[ASSIGNED TASK] Images should be left out, and everything else in the listing reproduced exactly.

[GIVEN ENTRIES]
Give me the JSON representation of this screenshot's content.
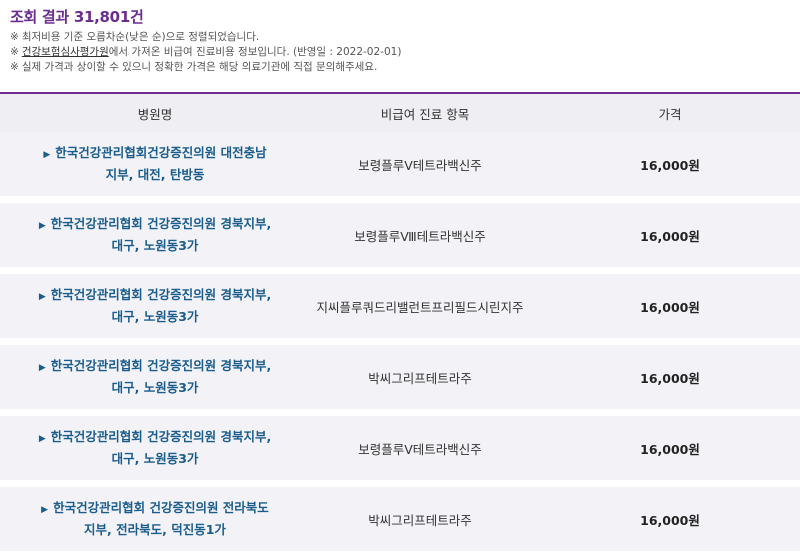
{
  "summary": {
    "title_prefix": "조회 결과",
    "count": "31,801건",
    "notes": [
      {
        "mark": "※",
        "text": "최저비용 기준 오름차순(낮은 순)으로 정렬되었습니다."
      },
      {
        "mark": "※",
        "link": "건강보험심사평가원",
        "text": "에서 가져온 비급여 진료비용 정보입니다. (반영일 : 2022-02-01)"
      },
      {
        "mark": "※",
        "text": "실제 가격과 상이할 수 있으니 정확한 가격은 해당 의료기관에 직접 문의해주세요."
      }
    ]
  },
  "table": {
    "headers": {
      "name": "병원명",
      "item": "비급여 진료 항목",
      "price": "가격"
    },
    "rows": [
      {
        "name": "한국건강관리협회건강증진의원 대전충남\n지부, 대전, 탄방동",
        "item": "보령플루Ⅴ테트라백신주",
        "price": "16,000원"
      },
      {
        "name": "한국건강관리협회 건강증진의원 경북지부,\n대구, 노원동3가",
        "item": "보령플루Ⅷ테트라백신주",
        "price": "16,000원"
      },
      {
        "name": "한국건강관리협회 건강증진의원 경북지부,\n대구, 노원동3가",
        "item": "지씨플루쿼드리밸런트프리필드시린지주",
        "price": "16,000원"
      },
      {
        "name": "한국건강관리협회 건강증진의원 경북지부,\n대구, 노원동3가",
        "item": "박씨그리프테트라주",
        "price": "16,000원"
      },
      {
        "name": "한국건강관리협회 건강증진의원 경북지부,\n대구, 노원동3가",
        "item": "보령플루Ⅴ테트라백신주",
        "price": "16,000원"
      },
      {
        "name": "한국건강관리협회 건강증진의원 전라북도\n지부, 전라북도, 덕진동1가",
        "item": "박씨그리프테트라주",
        "price": "16,000원"
      }
    ]
  },
  "colors": {
    "accent": "#6b2d8f",
    "link": "#1a5c8c",
    "row_bg": "#f3f3f7",
    "header_bg": "#eeeef3"
  },
  "icons": {
    "row_arrow": "triangle-right-icon"
  }
}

[EXERCISE SOLUTION]
Give me the JSON representation of this screenshot's content.
{
  "summary": {
    "title_prefix": "조회 결과",
    "count": "31,801건",
    "notes": [
      {
        "mark": "※",
        "text": "최저비용 기준 오름차순(낮은 순)으로 정렬되었습니다."
      },
      {
        "mark": "※",
        "link": "건강보험심사평가원",
        "text": "에서 가져온 비급여 진료비용 정보입니다. (반영일 : 2022-02-01)"
      },
      {
        "mark": "※",
        "text": "실제 가격과 상이할 수 있으니 정확한 가격은 해당 의료기관에 직접 문의해주세요."
      }
    ]
  },
  "table": {
    "headers": {
      "name": "병원명",
      "item": "비급여 진료 항목",
      "price": "가격"
    },
    "rows": [
      {
        "name": "한국건강관리협회건강증진의원 대전충남\n지부, 대전, 탄방동",
        "item": "보령플루Ⅴ테트라백신주",
        "price": "16,000원"
      },
      {
        "name": "한국건강관리협회 건강증진의원 경북지부,\n대구, 노원동3가",
        "item": "보령플루Ⅷ테트라백신주",
        "price": "16,000원"
      },
      {
        "name": "한국건강관리협회 건강증진의원 경북지부,\n대구, 노원동3가",
        "item": "지씨플루쿼드리밸런트프리필드시린지주",
        "price": "16,000원"
      },
      {
        "name": "한국건강관리협회 건강증진의원 경북지부,\n대구, 노원동3가",
        "item": "박씨그리프테트라주",
        "price": "16,000원"
      },
      {
        "name": "한국건강관리협회 건강증진의원 경북지부,\n대구, 노원동3가",
        "item": "보령플루Ⅴ테트라백신주",
        "price": "16,000원"
      },
      {
        "name": "한국건강관리협회 건강증진의원 전라북도\n지부, 전라북도, 덕진동1가",
        "item": "박씨그리프테트라주",
        "price": "16,000원"
      }
    ]
  },
  "colors": {
    "accent": "#6b2d8f",
    "link": "#1a5c8c",
    "row_bg": "#f3f3f7",
    "header_bg": "#eeeef3"
  },
  "icons": {
    "row_arrow": "triangle-right-icon"
  }
}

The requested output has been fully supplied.